About the house of torture in Pristina, British Foreign Office Minister Hoon said what was most disturbing was that, the station “seems to have been just an ordinary police headquarters. In other words, the barbaric acts carried out in this building were probably almost a matter of routine.”
Nelson Mandela and his wife Winnie in this undated file picture.
Mandela is accompanied by his former wife Winnie, moments after his release from prison February 11, 1990 after serving 27 years in jail. (Reuters)
In this February, 1990 photo, shortly after his release from 27 years in prison, Nelson Mandela, gives the black power salute to the 120,000 supporters packing Soccer City stadium in Soweto, near Johannesburg. (AP Photo)
Nelson Mandela showed his passport in February 19, 1990, shortly after his release from prison.
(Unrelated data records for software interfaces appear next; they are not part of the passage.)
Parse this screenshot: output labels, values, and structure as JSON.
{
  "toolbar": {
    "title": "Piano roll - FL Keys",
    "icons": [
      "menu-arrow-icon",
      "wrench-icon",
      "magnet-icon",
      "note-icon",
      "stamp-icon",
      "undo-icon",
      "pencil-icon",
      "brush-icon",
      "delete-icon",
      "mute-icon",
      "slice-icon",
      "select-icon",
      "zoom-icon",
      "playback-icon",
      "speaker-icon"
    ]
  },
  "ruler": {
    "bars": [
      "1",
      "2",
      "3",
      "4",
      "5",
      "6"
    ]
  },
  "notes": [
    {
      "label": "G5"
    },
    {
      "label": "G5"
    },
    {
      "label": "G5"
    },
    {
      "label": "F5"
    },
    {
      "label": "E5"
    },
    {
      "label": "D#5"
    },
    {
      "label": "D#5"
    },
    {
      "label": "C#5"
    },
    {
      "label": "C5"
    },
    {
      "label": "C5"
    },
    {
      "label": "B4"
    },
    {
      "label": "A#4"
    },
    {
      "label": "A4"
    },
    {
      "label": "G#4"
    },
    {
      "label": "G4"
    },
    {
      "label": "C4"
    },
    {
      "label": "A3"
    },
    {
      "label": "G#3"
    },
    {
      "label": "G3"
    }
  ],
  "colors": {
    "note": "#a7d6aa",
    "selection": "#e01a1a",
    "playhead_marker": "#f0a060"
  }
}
The South African government authorized an application for himself and his wife Winnie - (Juda Ngwenya / Reuters)
In this July 27, 1991 photo, Cuban President Fidel Castro, and Nelson Mandela gesture during the celebration of the "Day of the Revolution" in Matanzas, Cuba. (AP Photo)
In this July 4, 1993 photo, President Bill Clinton and Nelson Mandela listen during Fourth of July ceremonies in Philadelphia during which Clinton presented the Philadelphia Liberty Medal to the African National Congress president and South African President F.W. de Klerk. (AP Photo/Greg Gibson)
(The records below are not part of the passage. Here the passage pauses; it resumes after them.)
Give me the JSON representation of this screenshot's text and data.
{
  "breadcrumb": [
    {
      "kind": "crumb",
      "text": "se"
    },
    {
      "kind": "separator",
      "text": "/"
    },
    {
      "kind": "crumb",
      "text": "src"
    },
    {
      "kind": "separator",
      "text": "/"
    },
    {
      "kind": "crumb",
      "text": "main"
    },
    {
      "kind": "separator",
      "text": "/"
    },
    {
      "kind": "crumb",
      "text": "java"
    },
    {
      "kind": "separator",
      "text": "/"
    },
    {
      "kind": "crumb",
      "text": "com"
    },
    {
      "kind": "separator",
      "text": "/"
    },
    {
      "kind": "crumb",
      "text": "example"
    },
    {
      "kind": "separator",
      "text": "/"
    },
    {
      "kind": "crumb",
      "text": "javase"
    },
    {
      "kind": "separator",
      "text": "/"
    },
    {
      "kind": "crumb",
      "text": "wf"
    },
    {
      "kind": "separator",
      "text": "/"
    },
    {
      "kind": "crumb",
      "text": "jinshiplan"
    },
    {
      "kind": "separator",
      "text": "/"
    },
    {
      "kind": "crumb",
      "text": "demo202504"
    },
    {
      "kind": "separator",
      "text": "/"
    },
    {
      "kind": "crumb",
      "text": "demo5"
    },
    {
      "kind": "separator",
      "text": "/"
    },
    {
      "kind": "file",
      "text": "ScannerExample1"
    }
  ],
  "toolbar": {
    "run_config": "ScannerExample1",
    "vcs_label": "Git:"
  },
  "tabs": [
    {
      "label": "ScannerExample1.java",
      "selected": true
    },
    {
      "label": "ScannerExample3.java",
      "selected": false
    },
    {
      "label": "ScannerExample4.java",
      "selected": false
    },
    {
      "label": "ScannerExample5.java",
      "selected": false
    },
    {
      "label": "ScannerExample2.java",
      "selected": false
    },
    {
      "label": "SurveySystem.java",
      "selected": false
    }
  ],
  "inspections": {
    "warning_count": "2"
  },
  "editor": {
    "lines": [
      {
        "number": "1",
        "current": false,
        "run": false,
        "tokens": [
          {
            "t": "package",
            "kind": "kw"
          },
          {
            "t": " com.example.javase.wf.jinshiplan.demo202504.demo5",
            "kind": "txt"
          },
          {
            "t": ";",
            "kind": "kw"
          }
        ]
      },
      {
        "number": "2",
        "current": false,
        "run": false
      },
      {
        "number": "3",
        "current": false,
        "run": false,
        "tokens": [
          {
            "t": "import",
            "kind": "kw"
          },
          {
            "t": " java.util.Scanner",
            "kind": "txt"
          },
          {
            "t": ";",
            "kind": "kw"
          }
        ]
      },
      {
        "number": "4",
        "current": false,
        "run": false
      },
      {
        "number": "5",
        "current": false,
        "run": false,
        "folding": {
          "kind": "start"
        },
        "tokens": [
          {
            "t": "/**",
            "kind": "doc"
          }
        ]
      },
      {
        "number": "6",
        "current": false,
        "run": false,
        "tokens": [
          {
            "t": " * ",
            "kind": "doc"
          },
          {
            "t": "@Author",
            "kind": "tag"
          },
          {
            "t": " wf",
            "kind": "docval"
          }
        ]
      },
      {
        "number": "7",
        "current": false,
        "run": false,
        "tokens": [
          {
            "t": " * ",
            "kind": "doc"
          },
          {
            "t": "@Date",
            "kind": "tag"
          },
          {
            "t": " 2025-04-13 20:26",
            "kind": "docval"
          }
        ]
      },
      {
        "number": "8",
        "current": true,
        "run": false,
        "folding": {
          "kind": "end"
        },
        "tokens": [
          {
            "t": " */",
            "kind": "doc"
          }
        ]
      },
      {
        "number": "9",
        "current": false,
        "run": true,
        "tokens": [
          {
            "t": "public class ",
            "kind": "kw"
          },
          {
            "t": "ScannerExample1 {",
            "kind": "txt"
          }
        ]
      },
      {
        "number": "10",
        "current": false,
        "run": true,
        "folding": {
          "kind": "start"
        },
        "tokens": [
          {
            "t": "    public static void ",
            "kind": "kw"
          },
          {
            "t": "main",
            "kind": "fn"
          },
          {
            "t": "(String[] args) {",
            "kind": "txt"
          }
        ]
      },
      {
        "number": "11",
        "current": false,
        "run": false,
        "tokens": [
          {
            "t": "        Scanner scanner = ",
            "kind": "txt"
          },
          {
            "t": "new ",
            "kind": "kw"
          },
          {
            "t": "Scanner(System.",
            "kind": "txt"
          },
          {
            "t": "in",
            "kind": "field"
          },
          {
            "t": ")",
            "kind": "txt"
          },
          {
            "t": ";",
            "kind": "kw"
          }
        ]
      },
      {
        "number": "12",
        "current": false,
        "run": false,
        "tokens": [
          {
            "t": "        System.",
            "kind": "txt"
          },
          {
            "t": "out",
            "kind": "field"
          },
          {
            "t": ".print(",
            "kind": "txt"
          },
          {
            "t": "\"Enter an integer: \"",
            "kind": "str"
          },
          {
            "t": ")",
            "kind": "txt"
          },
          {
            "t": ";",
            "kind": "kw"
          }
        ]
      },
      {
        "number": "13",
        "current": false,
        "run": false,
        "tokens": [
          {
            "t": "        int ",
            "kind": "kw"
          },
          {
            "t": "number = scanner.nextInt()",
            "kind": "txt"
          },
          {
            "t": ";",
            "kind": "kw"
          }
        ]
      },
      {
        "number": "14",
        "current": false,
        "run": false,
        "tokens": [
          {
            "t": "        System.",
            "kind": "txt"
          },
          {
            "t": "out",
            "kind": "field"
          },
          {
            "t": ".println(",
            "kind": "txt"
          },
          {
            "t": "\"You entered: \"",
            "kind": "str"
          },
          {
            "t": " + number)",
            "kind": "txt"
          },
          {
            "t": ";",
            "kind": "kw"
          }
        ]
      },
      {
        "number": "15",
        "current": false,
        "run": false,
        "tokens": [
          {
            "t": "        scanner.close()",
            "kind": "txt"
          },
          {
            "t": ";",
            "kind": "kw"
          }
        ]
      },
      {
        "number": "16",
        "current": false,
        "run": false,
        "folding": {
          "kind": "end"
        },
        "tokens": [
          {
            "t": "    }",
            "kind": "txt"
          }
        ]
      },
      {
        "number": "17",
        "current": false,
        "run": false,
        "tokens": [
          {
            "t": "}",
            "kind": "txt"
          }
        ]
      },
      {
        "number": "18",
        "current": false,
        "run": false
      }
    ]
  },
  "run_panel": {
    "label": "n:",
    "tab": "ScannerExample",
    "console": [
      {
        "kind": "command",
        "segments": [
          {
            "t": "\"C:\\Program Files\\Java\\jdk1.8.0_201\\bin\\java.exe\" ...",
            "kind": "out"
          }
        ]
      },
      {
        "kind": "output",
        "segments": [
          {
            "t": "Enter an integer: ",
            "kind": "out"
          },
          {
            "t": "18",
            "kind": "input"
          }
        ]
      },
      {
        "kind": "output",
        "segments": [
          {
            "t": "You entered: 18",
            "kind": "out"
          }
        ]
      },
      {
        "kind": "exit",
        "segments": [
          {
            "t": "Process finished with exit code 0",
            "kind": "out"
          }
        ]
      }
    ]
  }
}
President of the African National Congress Nelson Mandela acknowledges cheers from the crowd as he prepares to unveil the ANC's official election platform in 1994. (AP Photo/David Brauchli)
African National Congress (ANC) leader Nelson Mandela greeted residents of Mmabatho in March 1994, during a visit after the nominal homeland came under South African control following the ousting of the former President Lucas Mangope. (Reuters/Howard Burditt)
South African President Nelson Mandela smiles with actor Sidney Poitier at a press conference in Cape Town in 1996. Poitier played Mandela in the film "One Man, One Vote" (AP Photo / Sasa Kralj)
South African President Nelson Mandela waves to crowds as he sits next to Queen Elizabeth II in a an open carriage on the way to Buckingham Palace.(AP/Louisa Buller)
Chairman of the Constitutional Assembly Cyril Ramaphosa, left, holds up a copy of the country's constitution which was signed by President Nelson Mandela, in December 1996. (AP Photo / Adil Bradlow / POOL)
Nelson Mandela at a news conference in Johannesburg in February 2000. (AP Photo / Denis Farrell)
South African rugby captain Francois Pienaar, right, received the Rugby World Cup trophy from President Nelson Mandela also wearing a South African rugby shirt, after South Africa defeated New Zealand in the Rugby World Cup , in 1995. (AP Photo / Ross Setford)
Laura Rozen writes about U.S. foreign policy and the Balkans crisis for Salon News.